The Toyota Unser sped by just mere inches away from a wheelchair user at Gurney Drive.
Photo by Wuan.
We did the same this trip except we realised that kerb ramps to get to the promenade are far and few in between. I had to go on the road for quite a distance from the Gurney Resort Hotel and Residences, where we were staying, before we arrived at the first kerb ramp opposite Evergreen Laurel Hotel. In between that, I had to brave oncoming traffic on the road, hoping and praying that I won’t get hit by a car or a motorcycle speeding by us before I got to the kerb ramp.
Wheelchair user fighting for space on the road at Gurney Drive.
Photo by Wuan.

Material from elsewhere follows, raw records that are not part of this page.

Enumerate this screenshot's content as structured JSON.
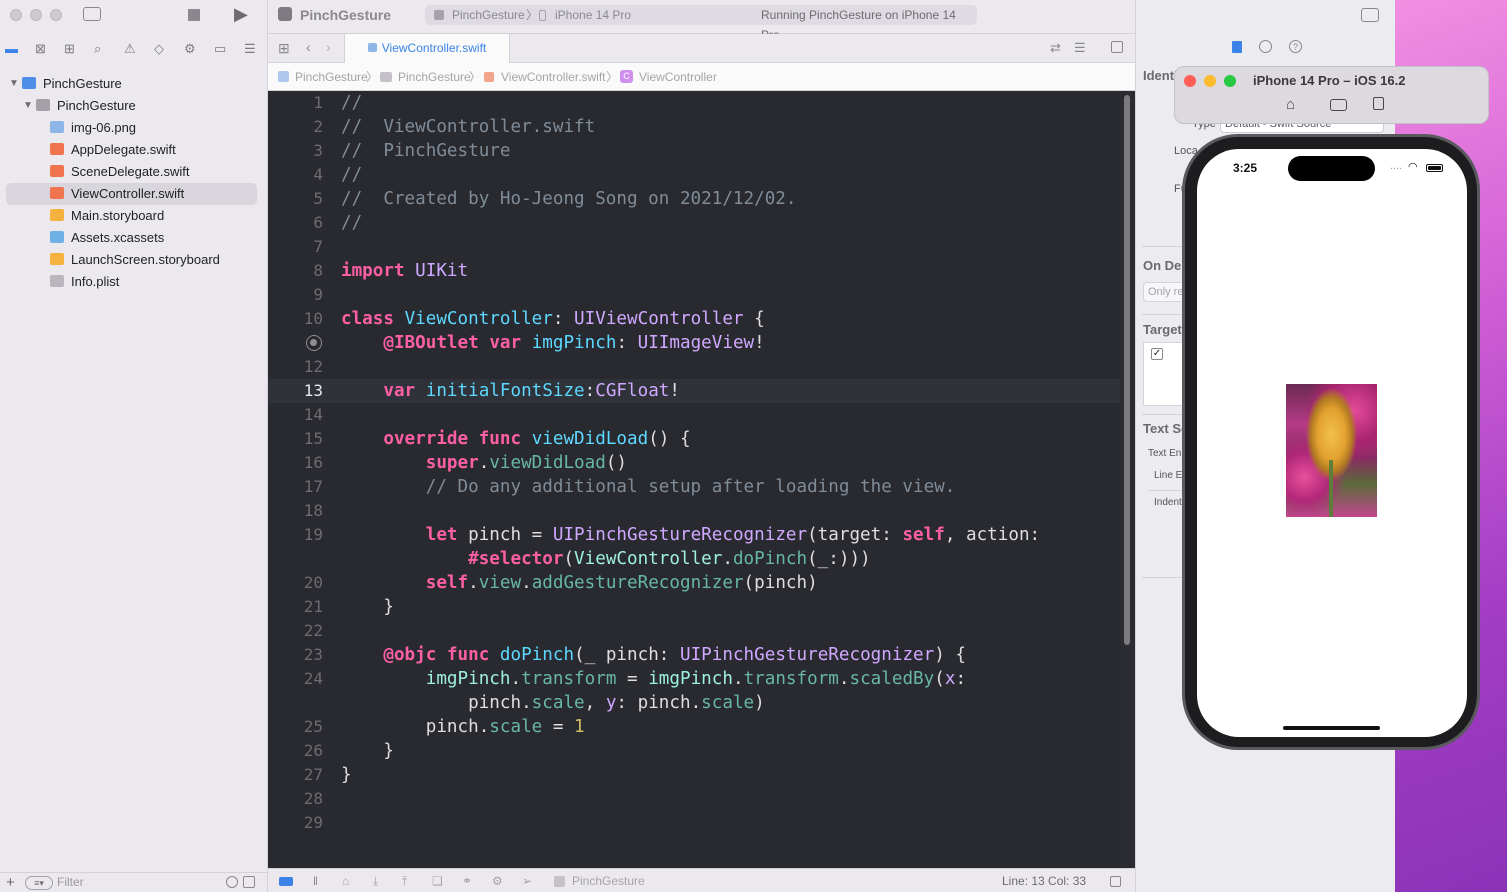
{
  "navigator": {
    "project_name": "PinchGesture",
    "group_name": "PinchGesture",
    "files": [
      {
        "name": "img-06.png",
        "kind": "image"
      },
      {
        "name": "AppDelegate.swift",
        "kind": "swift"
      },
      {
        "name": "SceneDelegate.swift",
        "kind": "swift"
      },
      {
        "name": "ViewController.swift",
        "kind": "swift",
        "selected": true
      },
      {
        "name": "Main.storyboard",
        "kind": "storyboard"
      },
      {
        "name": "Assets.xcassets",
        "kind": "assets"
      },
      {
        "name": "LaunchScreen.storyboard",
        "kind": "storyboard"
      },
      {
        "name": "Info.plist",
        "kind": "plist"
      }
    ],
    "filter_placeholder": "Filter"
  },
  "toolbar": {
    "project_title": "PinchGesture",
    "scheme": "PinchGesture",
    "destination": "iPhone 14 Pro",
    "status": "Running PinchGesture on iPhone 14 Pro"
  },
  "editor": {
    "active_tab": "ViewController.swift",
    "breadcrumb": [
      "PinchGesture",
      "PinchGesture",
      "ViewController.swift",
      "ViewController"
    ],
    "line_numbers": [
      "1",
      "2",
      "3",
      "4",
      "5",
      "6",
      "7",
      "8",
      "9",
      "10",
      "",
      "12",
      "13",
      "14",
      "15",
      "16",
      "17",
      "18",
      "19",
      "",
      "20",
      "21",
      "22",
      "23",
      "24",
      "",
      "25",
      "26",
      "27",
      "28",
      "29"
    ],
    "current_line": "13",
    "code_lines": [
      "//",
      "//  ViewController.swift",
      "//  PinchGesture",
      "//",
      "//  Created by Ho-Jeong Song on 2021/12/02.",
      "//",
      "",
      "import UIKit",
      "",
      "class ViewController: UIViewController {",
      "    @IBOutlet var imgPinch: UIImageView!",
      "",
      "    var initialFontSize:CGFloat!",
      "",
      "    override func viewDidLoad() {",
      "        super.viewDidLoad()",
      "        // Do any additional setup after loading the view.",
      "",
      "        let pinch = UIPinchGestureRecognizer(target: self, action:",
      "            #selector(ViewController.doPinch(_:)))",
      "        self.view.addGestureRecognizer(pinch)",
      "    }",
      "",
      "    @objc func doPinch(_ pinch: UIPinchGestureRecognizer) {",
      "        imgPinch.transform = imgPinch.transform.scaledBy(x:",
      "            pinch.scale, y: pinch.scale)",
      "        pinch.scale = 1",
      "    }",
      "}",
      "",
      ""
    ]
  },
  "statusbar": {
    "scheme": "PinchGesture",
    "position": "Line: 13  Col: 33"
  },
  "inspector": {
    "section_identity": "Identi",
    "type_label": "Type",
    "type_value": "Default - Swift Source",
    "location_label": "Loca",
    "fullpath_label": "Fu",
    "on_demand_label": "On De",
    "only_placeholder": "Only re",
    "target_label": "Target",
    "text_settings_label": "Text Se",
    "text_encoding_label": "Text En",
    "line_endings_label": "Line E",
    "indent_label": "Indent"
  },
  "simulator": {
    "title": "iPhone 14 Pro – iOS 16.2",
    "time": "3:25",
    "signal": "....",
    "colors": {
      "wallpaper": "#c44fd0",
      "photo_flower": "#e3a12f",
      "photo_background": "#b53a86"
    }
  },
  "colors": {
    "editor_bg": "#292a30",
    "keyword": "#fc5fa3",
    "type": "#d0a8ff",
    "comment": "#7f8c98",
    "decl": "#5dd8ff",
    "project_type": "#9ef1dd",
    "project_func": "#67b7a4",
    "number": "#d0bf69",
    "accent": "#3b83e8"
  }
}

Gurney Drive is a rather long stretch of road, about 1.9km from end to end. Likewise the seafront promenade, which is a continuous stretch of uninterrupted walkway. There are simply too few kerb ramps for wheelchair users to get onto the promenade or get off to go to the kopitiams across the road. As a popular tourist destination, the lack of accessibility makes it difficult for disabled people to fully enjoy our time there. Most importantly, our safety is severely compromised each time we are forced to use the road with other vehicles while trying to locate a kerb ramp.
Blind pedestrian crossing sign and kerb ramps on both sides of the road at Gurney Drive.
Photo by Wuan.
The Penang state government, the Majlis Perbandaran Pulau Pinang (MPPP) and the Ministry of Tourism Malaysia should make a serious effort in improving the accessible facilities at Gurney Drive in line with the government’s effort to promote tourism in the country as well as to fulfil the obligations as required under the Persons with Disabilities Act 2008, namely the rights of equal access to public facilities, and to recreation and leisure activities.
Tags: accessible tourism, Akta OKU 2008, Akta Orang Kurang Upaya 2008, curb ramp, disabled people Malaysia, Gurney Drive, inclusive tourism Malaysia, kerb ramp, Majlis Perbandaran Pulau Pinang, Ministry of Tourism Malaysia, MPPP, Persons with Disabilities Act 2008, wheelchair user